ARLINGTON, Texas — An absolutely electric crowd of 47,525 rowdy fans packed AT&T Stadium tonight as Mikey Garcia challenged Errol Spence Jr. for his IBF welterweight title. Garcia walked to the ring with a mariachi band and traditional Mexican dancers; the Mexican-American fans ate it up. Local fighter Spence walked to the ring to pyrotechnics and fire; the Dallas fans exploded.
Spence, a southpaw, was popping a stiff jab in the opening round while Garcia appeared to be logging information into his boxing computer. A hard left hand to Garcia’s body halfway through appeared to be the best punch of the round. Spence also got in a solid left hand upstairs later on. It was enough for the local fighter to clearly take the first.
It was a closer second round as both fighters spent most of the time in the center of the ring. Spence started well, but Mikey had moments late that may have been enough to steal it in the eyes of the judges. It felt like a possible swing round. Had Garcia found something?
Spence appeared to do the better work in the third, landing a solid left to Garcia’s head to take the round just before the bell rang. The fourth was fairly decisive, as it appeared Spence was able to do what he wanted for the most part. Mikey got in some nice counters to the body but had a mouse under his left eye by the end of the round. Garcia came out faster in the fifth, sensing he had to get his opponent’s respect.
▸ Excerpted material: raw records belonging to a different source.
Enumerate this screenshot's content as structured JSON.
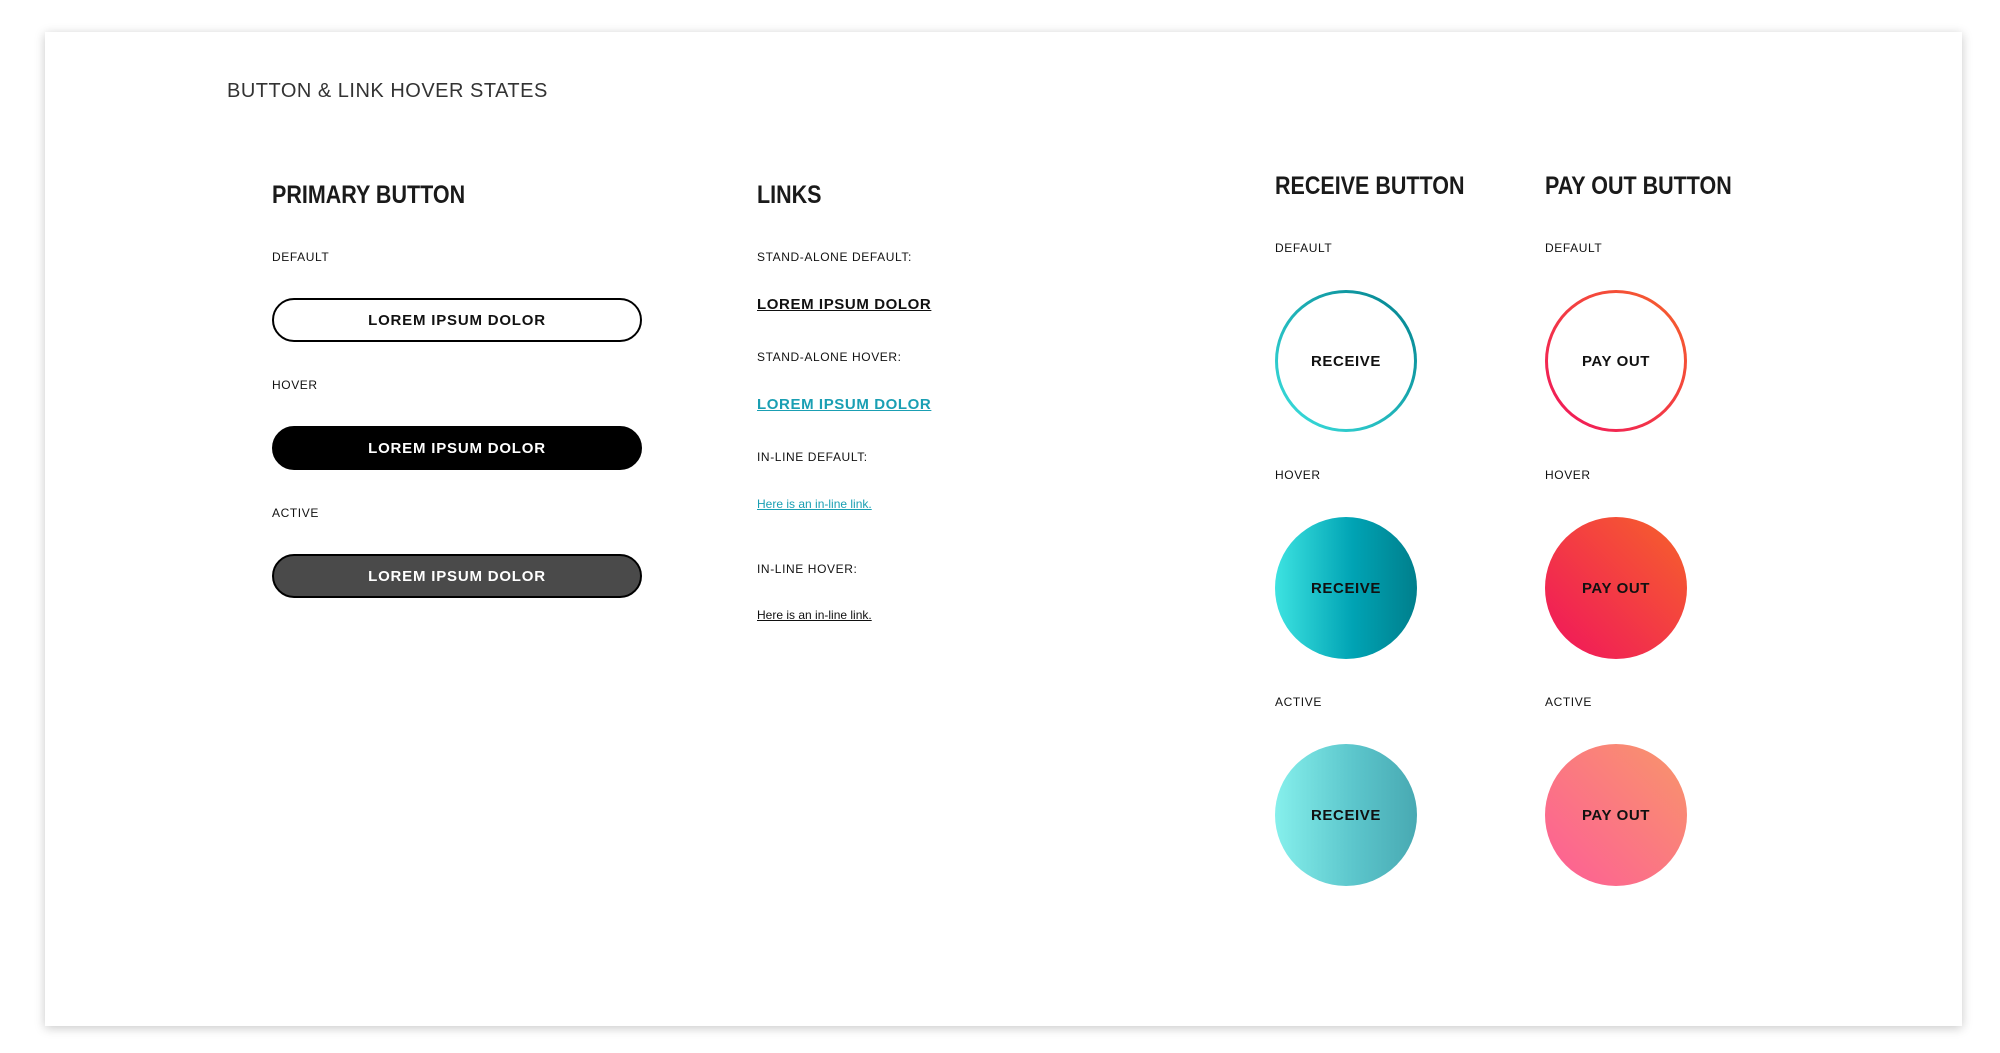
{
  "page": {
    "title": "BUTTON & LINK HOVER STATES"
  },
  "primary": {
    "title": "PRIMARY BUTTON",
    "default_label": "DEFAULT",
    "hover_label": "HOVER",
    "active_label": "ACTIVE",
    "button_text": "LOREM IPSUM DOLOR"
  },
  "links": {
    "title": "LINKS",
    "standalone_default_label": "STAND-ALONE DEFAULT:",
    "standalone_default_text": "LOREM IPSUM DOLOR",
    "standalone_hover_label": "STAND-ALONE HOVER:",
    "standalone_hover_text": "LOREM IPSUM DOLOR",
    "inline_default_label": "IN-LINE DEFAULT:",
    "inline_default_text": "Here is an in-line link.",
    "inline_hover_label": "IN-LINE HOVER:",
    "inline_hover_text": "Here is an in-line link."
  },
  "receive": {
    "title": "RECEIVE BUTTON",
    "default_label": "DEFAULT",
    "hover_label": "HOVER",
    "active_label": "ACTIVE",
    "button_text": "RECEIVE"
  },
  "payout": {
    "title": "PAY OUT BUTTON",
    "default_label": "DEFAULT",
    "hover_label": "HOVER",
    "active_label": "ACTIVE",
    "button_text": "PAY OUT"
  },
  "colors": {
    "link_teal": "#1a9fb3",
    "receive_light": "#3de3e1",
    "receive_dark": "#007f8c",
    "payout_pink": "#f0145d",
    "payout_orange": "#f6632a"
  }
}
Spence weathered the storm and got back to working behind his jab, appearing to do enough to once again take the round.
As the middle rounds played out, it became apparent that Spence was in control and building a lead on the scorecards. It was also becoming clear that the hometown fighter wasn’t “beating up the smaller man” as many predicted; he was out-boxing and out-crafting him. Spence’s footwork was precise and his southpaw jab was giving Garcia fits. Ever the proud warrior, Mikey would respond any time Errol landed a hard shot or flashy combination, but it was only one punch at a time.
By the championship rounds, Spence had not only built an insurmountable lead, he was completely dominating in spots. The loud Mexican-American fans had all but been silenced; an uneasy hum now filled the stadium. Errol came out absolutely determined in the 11th, teeing off with combinations upstairs and downstairs that had Mikey reeling. But the four-division titlist bit down and gritted it out, taking what many felt would be an early-rounds blowout to the final round. There were members of Garcia’s team who questioned whether they should stop the fight, but he demanded to come out for the twelfth and saw the final bell.
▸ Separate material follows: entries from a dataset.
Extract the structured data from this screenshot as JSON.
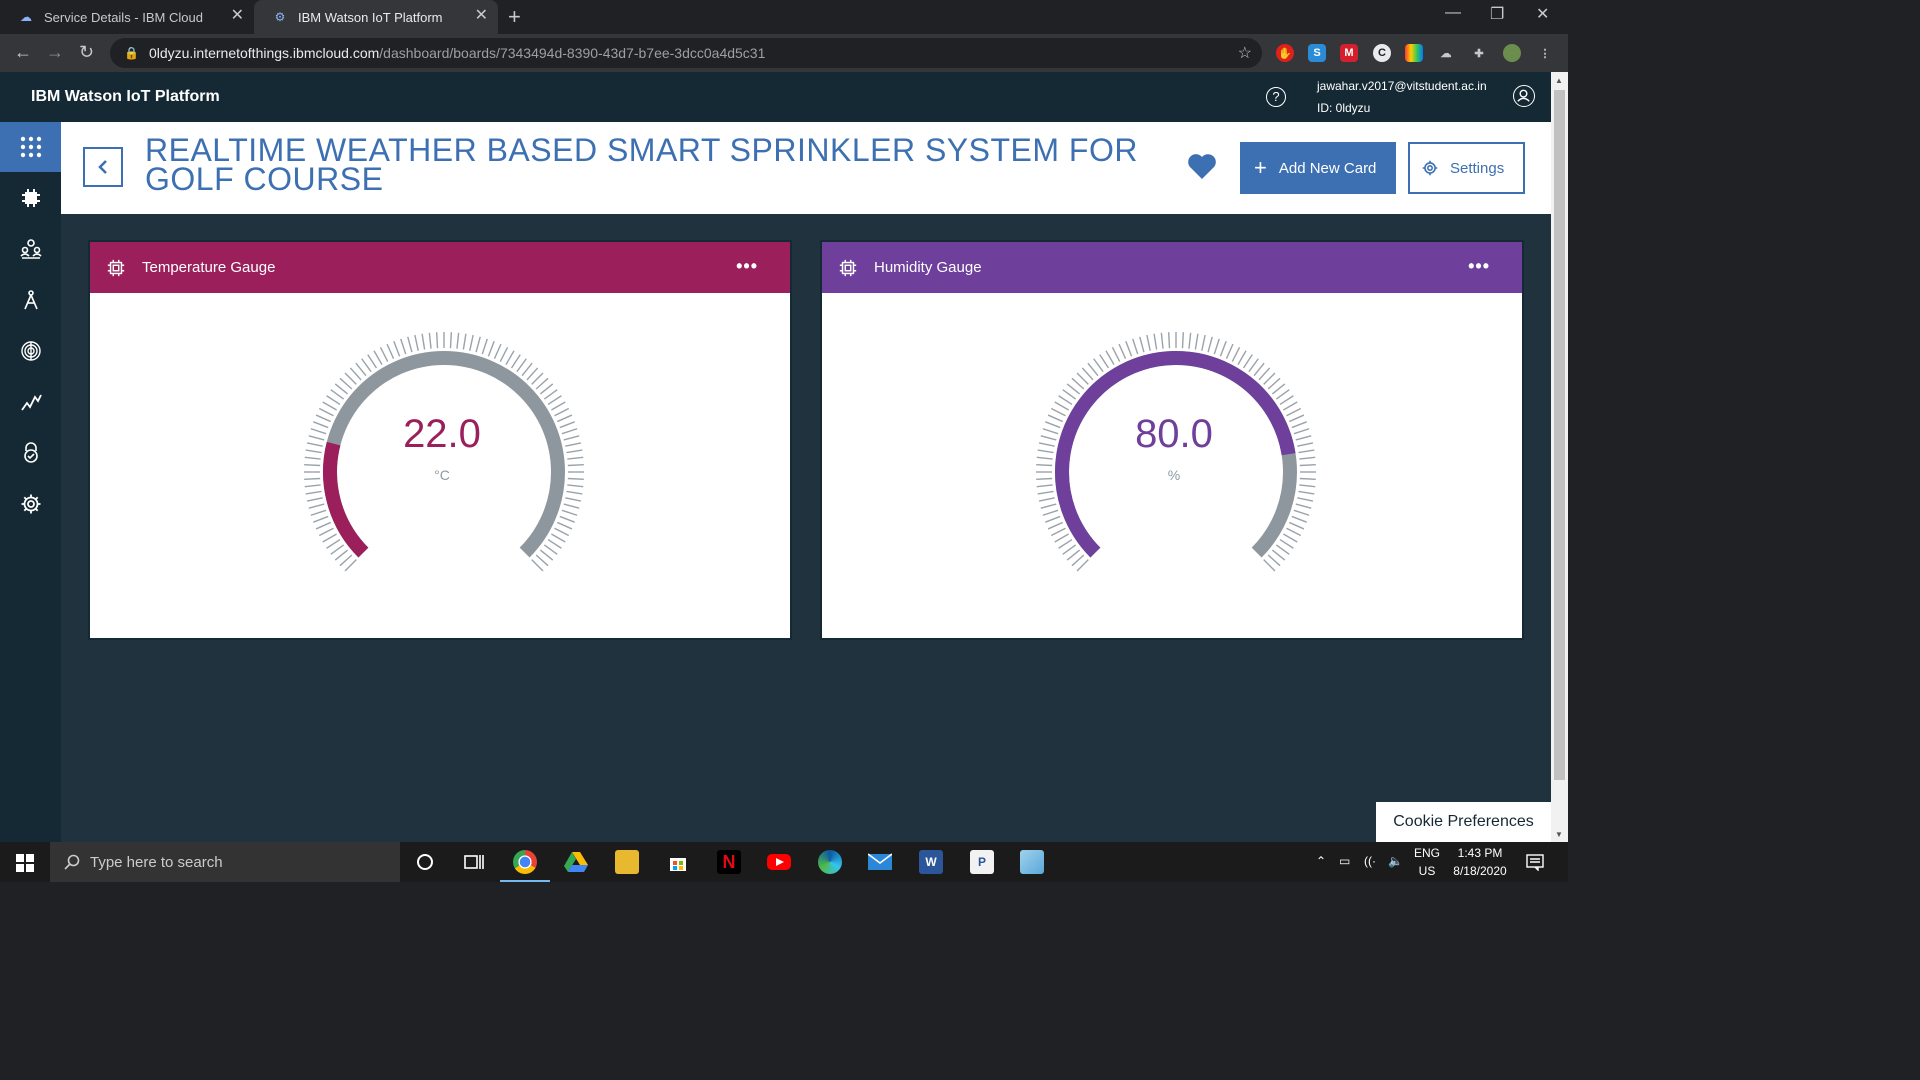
{
  "browser": {
    "tabs": [
      {
        "title": "Service Details - IBM Cloud",
        "active": false,
        "favicon": "ibm-cloud-icon"
      },
      {
        "title": "IBM Watson IoT Platform",
        "active": true,
        "favicon": "watson-iot-icon"
      }
    ],
    "url_host": "0ldyzu.internetofthings.ibmcloud.com",
    "url_path": "/dashboard/boards/7343494d-8390-43d7-b7ee-3dcc0a4d5c31"
  },
  "app": {
    "title": "IBM Watson IoT Platform",
    "user_email": "jawahar.v2017@vitstudent.ac.in",
    "org_id": "ID: 0ldyzu",
    "accent": "#3d70b2",
    "header_bg": "#152935"
  },
  "sidebar": {
    "items": [
      {
        "icon": "apps-grid-icon",
        "active": true
      },
      {
        "icon": "devices-chip-icon",
        "active": false
      },
      {
        "icon": "members-icon",
        "active": false
      },
      {
        "icon": "apps-compass-icon",
        "active": false
      },
      {
        "icon": "fingerprint-icon",
        "active": false
      },
      {
        "icon": "analytics-icon",
        "active": false
      },
      {
        "icon": "security-lock-icon",
        "active": false
      },
      {
        "icon": "settings-gear-icon",
        "active": false
      }
    ]
  },
  "board": {
    "title": "REALTIME WEATHER BASED SMART SPRINKLER SYSTEM FOR GOLF COURSE",
    "add_card_label": "Add New Card",
    "settings_label": "Settings",
    "favorite": true
  },
  "cards": [
    {
      "title": "Temperature Gauge",
      "value": "22.0",
      "unit": "°C",
      "fraction": 0.22,
      "color": "#9b1f5b",
      "track_color": "#8f979e"
    },
    {
      "title": "Humidity Gauge",
      "value": "80.0",
      "unit": "%",
      "fraction": 0.8,
      "color": "#6e3f9b",
      "track_color": "#8f979e"
    }
  ],
  "cookie_label": "Cookie Preferences",
  "taskbar": {
    "search_placeholder": "Type here to search",
    "lang": "ENG",
    "region": "US",
    "time": "1:43 PM",
    "date": "8/18/2020"
  }
}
“75 [punches] to 345, that tells the whole story.” – Joe Goossen
— FOX Sports: PBC (@PBConFOX) March 17, 2019
The scorecards were a foregone conclusion, as judge Glenn Feldman scored it 120-107 (scoring the 11th round 10-8), while Alex Levin and Nelson Vasquez both saw it 120-108. Spence dominated in every punch category, landing 345 of 1,082 total (32%), to just 75 of 406 (18%) overall for Garcia. After the bout, Spence (now 25-0, 22 KOs) talked about wanting to prove he could box at a high level. “Throughout training camp, a lot of commentators thought he (Garcia) was too smart and I couldn’t box as well as him,” he said. “I showed I can box and I can move my head if I want to. I had the size and reach advantage, so why not use it to take away the jab? It’s a weapon for me and it takes away one of his weapons.”
For what it’s worth, Garcia (now 39-1, 30 KOs) didn’t show much damage on his face after taking so many punches. He was all smiles after losing his first professional bout. “We just went 12 rounds with a great welterweight champion,” he said. “That’s a feat no one has done recently. I’m proud of what I was able to do. I have to go back and think about it. I will probably go back to lighter divisions, but we’ll have to think about it.”
After the fight, Manny Pacquiao joined Spence in the ring. “He’s broken records here before,” said Spence on fighting Pacquiao. “He’s a legend in the sport and it’d be my honor to fight him next.” “Pacman” seemed interested in facing Spence as well. “Yes, why not? We’ll give the fans a good fight,” he said. “I’m so happy to be here in Dallas and I hope I will be back here soon.” Pacquiao has already fought twice in “Jerry World,” scoring dominant unanimous decision victories over Joshua Clottey and the much bigger Antonio Margarito. However, that was a much younger, more dynamic version of the Filipino senator. The future Hall of Famer would be a massive underdog against this prime version of “The Truth.”
Michael Montero can be found on YouTube, Twitter, Facebook and Instagram via @MonteroOnBoxing. His weekly podcast ‘The Neutral Corner’ can be heard on iTunes, Spotify, and everywhere podcasts are found.